It's one thing for Barbie to strut her stuff on the Sports Illustrated swimsuit issue in a sexy one-piece. But it's another thing entirely for world's most famous doll to show up on a Girl Scout patch.
A consumer advocacy group wants the patch — and the commercial tie-in with Girl Scouts — nixed. While the patch does not show a Barbie doll, it shows the familiar Barbie logo.
"Holding Barbie, the quintessential fashion doll, up as a role model for Girl Scouts simultaneously sexualizes young girls, idealizes an impossible body type and undermines the Girl Scouts' vital mission," says Susan Linn, director of Campaign for a Commercial-Free Childhood.
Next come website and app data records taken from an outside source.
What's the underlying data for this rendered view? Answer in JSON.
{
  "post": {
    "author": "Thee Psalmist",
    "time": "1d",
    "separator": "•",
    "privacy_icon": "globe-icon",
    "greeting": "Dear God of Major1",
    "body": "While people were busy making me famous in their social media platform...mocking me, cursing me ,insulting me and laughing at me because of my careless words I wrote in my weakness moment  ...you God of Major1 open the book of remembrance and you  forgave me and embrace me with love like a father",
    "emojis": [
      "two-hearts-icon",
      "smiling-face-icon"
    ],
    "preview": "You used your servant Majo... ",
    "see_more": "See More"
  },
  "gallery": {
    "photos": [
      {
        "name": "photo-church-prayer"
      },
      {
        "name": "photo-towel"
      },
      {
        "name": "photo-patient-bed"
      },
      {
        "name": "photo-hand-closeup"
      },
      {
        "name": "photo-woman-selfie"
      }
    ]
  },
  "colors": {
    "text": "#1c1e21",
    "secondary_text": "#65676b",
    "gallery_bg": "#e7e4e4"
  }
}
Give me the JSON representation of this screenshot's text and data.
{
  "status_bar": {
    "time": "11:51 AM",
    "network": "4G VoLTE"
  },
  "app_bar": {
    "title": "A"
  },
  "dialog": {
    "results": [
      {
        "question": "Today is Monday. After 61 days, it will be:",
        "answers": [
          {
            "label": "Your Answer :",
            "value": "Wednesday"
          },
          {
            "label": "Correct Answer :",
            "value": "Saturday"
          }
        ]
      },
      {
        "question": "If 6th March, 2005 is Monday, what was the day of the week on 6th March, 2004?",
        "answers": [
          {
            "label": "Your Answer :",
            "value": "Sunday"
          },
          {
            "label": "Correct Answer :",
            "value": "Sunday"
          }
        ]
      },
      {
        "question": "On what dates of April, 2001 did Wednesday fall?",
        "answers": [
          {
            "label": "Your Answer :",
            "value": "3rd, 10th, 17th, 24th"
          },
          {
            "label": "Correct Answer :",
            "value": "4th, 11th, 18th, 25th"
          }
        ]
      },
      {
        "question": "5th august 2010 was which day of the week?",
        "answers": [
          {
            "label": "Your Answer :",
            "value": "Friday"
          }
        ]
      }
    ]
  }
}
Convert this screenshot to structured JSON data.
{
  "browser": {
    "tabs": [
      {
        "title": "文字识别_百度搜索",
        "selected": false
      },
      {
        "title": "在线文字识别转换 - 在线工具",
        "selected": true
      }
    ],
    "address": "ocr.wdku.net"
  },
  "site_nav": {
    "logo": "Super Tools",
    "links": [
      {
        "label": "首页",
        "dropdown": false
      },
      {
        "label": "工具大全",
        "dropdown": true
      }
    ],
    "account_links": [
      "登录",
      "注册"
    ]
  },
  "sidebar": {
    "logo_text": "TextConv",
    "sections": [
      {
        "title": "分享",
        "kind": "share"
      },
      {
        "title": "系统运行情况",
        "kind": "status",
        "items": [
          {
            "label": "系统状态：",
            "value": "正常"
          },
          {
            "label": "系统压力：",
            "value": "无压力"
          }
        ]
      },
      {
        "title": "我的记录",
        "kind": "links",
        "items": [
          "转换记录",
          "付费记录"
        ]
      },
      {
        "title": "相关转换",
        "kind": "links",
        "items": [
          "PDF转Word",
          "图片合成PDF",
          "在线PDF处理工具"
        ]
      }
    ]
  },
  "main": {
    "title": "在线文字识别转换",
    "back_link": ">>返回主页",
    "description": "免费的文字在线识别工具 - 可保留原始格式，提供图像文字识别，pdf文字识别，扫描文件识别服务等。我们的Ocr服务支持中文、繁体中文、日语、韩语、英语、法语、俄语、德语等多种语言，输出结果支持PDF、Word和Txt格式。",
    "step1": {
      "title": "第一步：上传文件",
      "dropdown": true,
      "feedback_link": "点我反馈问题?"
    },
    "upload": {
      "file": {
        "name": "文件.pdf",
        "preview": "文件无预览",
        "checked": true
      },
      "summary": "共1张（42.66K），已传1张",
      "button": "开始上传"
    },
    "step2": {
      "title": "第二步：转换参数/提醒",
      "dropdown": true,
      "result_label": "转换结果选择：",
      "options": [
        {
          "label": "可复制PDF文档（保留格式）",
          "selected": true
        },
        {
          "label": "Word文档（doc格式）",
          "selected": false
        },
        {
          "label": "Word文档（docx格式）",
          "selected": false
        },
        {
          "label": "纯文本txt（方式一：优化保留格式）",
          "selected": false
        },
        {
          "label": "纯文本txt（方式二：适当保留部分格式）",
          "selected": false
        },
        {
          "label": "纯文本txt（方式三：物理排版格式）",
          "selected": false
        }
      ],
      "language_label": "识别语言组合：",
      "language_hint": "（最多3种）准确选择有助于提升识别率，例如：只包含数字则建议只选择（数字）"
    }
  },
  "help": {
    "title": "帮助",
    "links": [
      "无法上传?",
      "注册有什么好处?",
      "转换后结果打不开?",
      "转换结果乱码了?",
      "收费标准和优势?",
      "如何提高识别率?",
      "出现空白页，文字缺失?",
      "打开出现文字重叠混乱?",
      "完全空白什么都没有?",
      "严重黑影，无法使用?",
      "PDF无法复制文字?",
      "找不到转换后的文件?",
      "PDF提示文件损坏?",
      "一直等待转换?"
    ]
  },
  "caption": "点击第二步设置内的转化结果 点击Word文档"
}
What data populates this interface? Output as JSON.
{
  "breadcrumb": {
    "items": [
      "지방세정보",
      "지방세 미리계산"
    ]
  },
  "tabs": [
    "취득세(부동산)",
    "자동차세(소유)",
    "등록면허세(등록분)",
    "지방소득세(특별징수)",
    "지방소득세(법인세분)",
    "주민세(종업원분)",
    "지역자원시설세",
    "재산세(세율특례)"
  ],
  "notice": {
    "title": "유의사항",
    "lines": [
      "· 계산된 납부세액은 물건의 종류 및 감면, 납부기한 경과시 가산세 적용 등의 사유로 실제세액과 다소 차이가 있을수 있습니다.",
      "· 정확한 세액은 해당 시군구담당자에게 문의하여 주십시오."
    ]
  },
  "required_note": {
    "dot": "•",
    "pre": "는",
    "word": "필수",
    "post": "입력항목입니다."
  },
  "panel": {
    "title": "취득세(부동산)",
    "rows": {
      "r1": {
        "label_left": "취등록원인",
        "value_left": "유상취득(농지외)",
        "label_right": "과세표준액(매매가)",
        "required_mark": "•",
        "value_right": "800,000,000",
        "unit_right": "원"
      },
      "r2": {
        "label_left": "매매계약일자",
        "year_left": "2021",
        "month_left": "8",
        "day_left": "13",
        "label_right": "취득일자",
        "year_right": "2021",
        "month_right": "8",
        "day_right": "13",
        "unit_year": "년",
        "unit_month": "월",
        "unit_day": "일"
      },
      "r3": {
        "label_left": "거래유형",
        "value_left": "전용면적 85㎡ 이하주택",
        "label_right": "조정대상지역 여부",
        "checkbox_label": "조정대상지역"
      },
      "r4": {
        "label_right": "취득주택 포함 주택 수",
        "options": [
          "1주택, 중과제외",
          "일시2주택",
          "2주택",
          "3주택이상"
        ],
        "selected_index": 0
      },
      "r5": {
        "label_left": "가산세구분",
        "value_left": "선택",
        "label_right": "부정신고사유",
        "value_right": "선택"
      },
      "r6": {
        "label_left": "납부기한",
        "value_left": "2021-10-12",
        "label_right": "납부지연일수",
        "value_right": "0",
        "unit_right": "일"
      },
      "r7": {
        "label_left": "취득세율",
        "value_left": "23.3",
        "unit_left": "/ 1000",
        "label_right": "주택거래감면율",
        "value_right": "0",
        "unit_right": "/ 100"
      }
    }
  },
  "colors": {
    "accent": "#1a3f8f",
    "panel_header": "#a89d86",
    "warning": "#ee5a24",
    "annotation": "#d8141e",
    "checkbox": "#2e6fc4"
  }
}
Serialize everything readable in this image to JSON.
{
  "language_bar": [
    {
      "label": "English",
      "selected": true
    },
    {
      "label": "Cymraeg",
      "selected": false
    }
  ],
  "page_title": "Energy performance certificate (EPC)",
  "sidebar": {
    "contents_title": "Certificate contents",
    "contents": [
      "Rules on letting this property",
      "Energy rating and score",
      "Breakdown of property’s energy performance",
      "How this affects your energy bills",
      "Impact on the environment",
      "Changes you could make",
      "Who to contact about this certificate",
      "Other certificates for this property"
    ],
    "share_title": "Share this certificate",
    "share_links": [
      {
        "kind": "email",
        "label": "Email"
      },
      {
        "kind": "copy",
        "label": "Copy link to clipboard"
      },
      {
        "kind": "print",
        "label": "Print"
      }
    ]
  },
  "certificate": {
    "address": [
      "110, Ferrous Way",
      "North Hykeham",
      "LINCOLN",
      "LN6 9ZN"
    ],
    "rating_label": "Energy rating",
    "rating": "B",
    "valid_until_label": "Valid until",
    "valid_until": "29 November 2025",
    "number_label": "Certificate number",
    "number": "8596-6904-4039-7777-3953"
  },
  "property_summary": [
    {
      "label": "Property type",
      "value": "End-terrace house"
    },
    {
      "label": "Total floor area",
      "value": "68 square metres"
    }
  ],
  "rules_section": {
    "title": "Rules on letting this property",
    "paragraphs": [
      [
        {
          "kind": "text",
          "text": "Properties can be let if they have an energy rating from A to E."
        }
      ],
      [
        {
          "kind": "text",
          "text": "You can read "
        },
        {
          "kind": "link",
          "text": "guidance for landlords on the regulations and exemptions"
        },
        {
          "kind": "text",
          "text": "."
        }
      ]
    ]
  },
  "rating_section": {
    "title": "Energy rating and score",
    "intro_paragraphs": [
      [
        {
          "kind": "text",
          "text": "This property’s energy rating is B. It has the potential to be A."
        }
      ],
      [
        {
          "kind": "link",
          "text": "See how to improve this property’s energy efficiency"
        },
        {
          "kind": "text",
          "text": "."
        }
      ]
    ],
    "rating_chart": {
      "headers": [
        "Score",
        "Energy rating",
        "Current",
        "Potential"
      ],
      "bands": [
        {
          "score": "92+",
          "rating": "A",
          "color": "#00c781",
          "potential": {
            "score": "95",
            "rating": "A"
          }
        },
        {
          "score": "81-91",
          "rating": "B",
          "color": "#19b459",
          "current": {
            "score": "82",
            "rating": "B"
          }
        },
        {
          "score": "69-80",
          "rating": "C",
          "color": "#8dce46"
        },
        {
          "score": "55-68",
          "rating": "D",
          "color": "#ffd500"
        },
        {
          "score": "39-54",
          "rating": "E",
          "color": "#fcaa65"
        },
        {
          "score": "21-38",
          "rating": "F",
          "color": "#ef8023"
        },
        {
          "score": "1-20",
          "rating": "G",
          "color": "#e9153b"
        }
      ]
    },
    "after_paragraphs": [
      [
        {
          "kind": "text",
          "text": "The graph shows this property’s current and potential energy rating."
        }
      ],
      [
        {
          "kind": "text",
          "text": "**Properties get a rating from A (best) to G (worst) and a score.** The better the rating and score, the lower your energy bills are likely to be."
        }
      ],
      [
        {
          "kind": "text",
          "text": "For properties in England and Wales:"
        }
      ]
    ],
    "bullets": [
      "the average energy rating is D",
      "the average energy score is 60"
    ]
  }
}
For the consumer group, the core issue is the commercialization of childhood. In an Internet age, kids already are riddled with commercial messaging all over Web pages, blogs and Facebook pages. But a growing number of marketers, eager to reach into the moments that most touch us and influence our daily lives, increasingly are blurring the lines between real life and commercialism.